• [WHAT TO PRODUCE]
Could you reproduce all of the following entries exactly?

• [RECORDS FOR PROCESSING]
- - -
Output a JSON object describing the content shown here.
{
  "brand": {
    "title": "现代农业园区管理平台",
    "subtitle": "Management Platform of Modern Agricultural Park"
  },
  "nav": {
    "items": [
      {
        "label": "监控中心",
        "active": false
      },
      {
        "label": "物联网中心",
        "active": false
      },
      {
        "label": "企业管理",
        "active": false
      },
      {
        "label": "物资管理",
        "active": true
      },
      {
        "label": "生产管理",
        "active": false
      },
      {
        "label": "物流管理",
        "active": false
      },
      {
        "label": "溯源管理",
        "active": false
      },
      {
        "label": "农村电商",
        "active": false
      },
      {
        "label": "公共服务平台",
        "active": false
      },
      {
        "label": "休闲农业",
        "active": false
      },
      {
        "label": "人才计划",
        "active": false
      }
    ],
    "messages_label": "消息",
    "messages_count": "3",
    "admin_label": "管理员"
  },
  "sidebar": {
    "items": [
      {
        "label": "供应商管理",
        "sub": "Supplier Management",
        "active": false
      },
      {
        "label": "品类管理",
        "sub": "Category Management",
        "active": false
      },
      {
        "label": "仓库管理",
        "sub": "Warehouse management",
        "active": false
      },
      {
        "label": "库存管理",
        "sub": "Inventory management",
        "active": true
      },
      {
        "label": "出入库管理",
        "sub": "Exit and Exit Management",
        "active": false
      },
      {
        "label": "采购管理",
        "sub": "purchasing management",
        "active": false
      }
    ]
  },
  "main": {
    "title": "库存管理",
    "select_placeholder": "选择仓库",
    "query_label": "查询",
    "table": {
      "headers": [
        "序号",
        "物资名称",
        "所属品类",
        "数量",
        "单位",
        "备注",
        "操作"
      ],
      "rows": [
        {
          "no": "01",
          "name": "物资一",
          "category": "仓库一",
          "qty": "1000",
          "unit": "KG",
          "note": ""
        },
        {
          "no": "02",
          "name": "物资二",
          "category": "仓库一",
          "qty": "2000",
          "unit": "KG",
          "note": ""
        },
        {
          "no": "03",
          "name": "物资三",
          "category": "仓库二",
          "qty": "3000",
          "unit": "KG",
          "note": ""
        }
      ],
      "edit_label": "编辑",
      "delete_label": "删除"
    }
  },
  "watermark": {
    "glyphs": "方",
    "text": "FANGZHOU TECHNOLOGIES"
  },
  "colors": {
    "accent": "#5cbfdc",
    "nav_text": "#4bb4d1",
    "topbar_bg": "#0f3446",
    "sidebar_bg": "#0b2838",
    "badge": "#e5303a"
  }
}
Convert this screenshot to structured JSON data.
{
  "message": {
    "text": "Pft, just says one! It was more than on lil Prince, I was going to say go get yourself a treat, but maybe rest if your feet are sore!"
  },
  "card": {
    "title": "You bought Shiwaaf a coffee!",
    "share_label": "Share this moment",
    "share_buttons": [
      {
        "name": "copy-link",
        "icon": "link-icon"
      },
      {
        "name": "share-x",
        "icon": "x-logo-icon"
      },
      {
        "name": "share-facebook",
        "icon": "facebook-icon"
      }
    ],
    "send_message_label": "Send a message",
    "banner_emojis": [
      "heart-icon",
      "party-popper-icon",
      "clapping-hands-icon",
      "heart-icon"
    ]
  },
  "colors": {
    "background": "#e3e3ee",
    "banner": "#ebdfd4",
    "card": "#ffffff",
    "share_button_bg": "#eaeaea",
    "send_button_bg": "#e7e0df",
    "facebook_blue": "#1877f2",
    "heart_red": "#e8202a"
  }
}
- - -
• [THE ANSWER]
Output a JSON object describing the content shown here.
{
  "brand": {
    "title": "现代农业园区管理平台",
    "subtitle": "Management Platform of Modern Agricultural Park"
  },
  "nav": {
    "items": [
      {
        "label": "监控中心",
        "active": false
      },
      {
        "label": "物联网中心",
        "active": false
      },
      {
        "label": "企业管理",
        "active": false
      },
      {
        "label": "物资管理",
        "active": true
      },
      {
        "label": "生产管理",
        "active": false
      },
      {
        "label": "物流管理",
        "active": false
      },
      {
        "label": "溯源管理",
        "active": false
      },
      {
        "label": "农村电商",
        "active": false
      },
      {
        "label": "公共服务平台",
        "active": false
      },
      {
        "label": "休闲农业",
        "active": false
      },
      {
        "label": "人才计划",
        "active": false
      }
    ],
    "messages_label": "消息",
    "messages_count": "3",
    "admin_label": "管理员"
  },
  "sidebar": {
    "items": [
      {
        "label": "供应商管理",
        "sub": "Supplier Management",
        "active": false
      },
      {
        "label": "品类管理",
        "sub": "Category Management",
        "active": false
      },
      {
        "label": "仓库管理",
        "sub": "Warehouse management",
        "active": false
      },
      {
        "label": "库存管理",
        "sub": "Inventory management",
        "active": true
      },
      {
        "label": "出入库管理",
        "sub": "Exit and Exit Management",
        "active": false
      },
      {
        "label": "采购管理",
        "sub": "purchasing management",
        "active": false
      }
    ]
  },
  "main": {
    "title": "库存管理",
    "select_placeholder": "选择仓库",
    "query_label": "查询",
    "table": {
      "headers": [
        "序号",
        "物资名称",
        "所属品类",
        "数量",
        "单位",
        "备注",
        "操作"
      ],
      "rows": [
        {
          "no": "01",
          "name": "物资一",
          "category": "仓库一",
          "qty": "1000",
          "unit": "KG",
          "note": ""
        },
        {
          "no": "02",
          "name": "物资二",
          "category": "仓库一",
          "qty": "2000",
          "unit": "KG",
          "note": ""
        },
        {
          "no": "03",
          "name": "物资三",
          "category": "仓库二",
          "qty": "3000",
          "unit": "KG",
          "note": ""
        }
      ],
      "edit_label": "编辑",
      "delete_label": "删除"
    }
  },
  "watermark": {
    "glyphs": "方",
    "text": "FANGZHOU TECHNOLOGIES"
  },
  "colors": {
    "accent": "#5cbfdc",
    "nav_text": "#4bb4d1",
    "topbar_bg": "#0f3446",
    "sidebar_bg": "#0b2838",
    "badge": "#e5303a"
  }
}
Convert this screenshot to structured JSON data.
{
  "message": {
    "text": "Pft, just says one! It was more than on lil Prince, I was going to say go get yourself a treat, but maybe rest if your feet are sore!"
  },
  "card": {
    "title": "You bought Shiwaaf a coffee!",
    "share_label": "Share this moment",
    "share_buttons": [
      {
        "name": "copy-link",
        "icon": "link-icon"
      },
      {
        "name": "share-x",
        "icon": "x-logo-icon"
      },
      {
        "name": "share-facebook",
        "icon": "facebook-icon"
      }
    ],
    "send_message_label": "Send a message",
    "banner_emojis": [
      "heart-icon",
      "party-popper-icon",
      "clapping-hands-icon",
      "heart-icon"
    ]
  },
  "colors": {
    "background": "#e3e3ee",
    "banner": "#ebdfd4",
    "card": "#ffffff",
    "share_button_bg": "#eaeaea",
    "send_button_bg": "#e7e0df",
    "facebook_blue": "#1877f2",
    "heart_red": "#e8202a"
  }
}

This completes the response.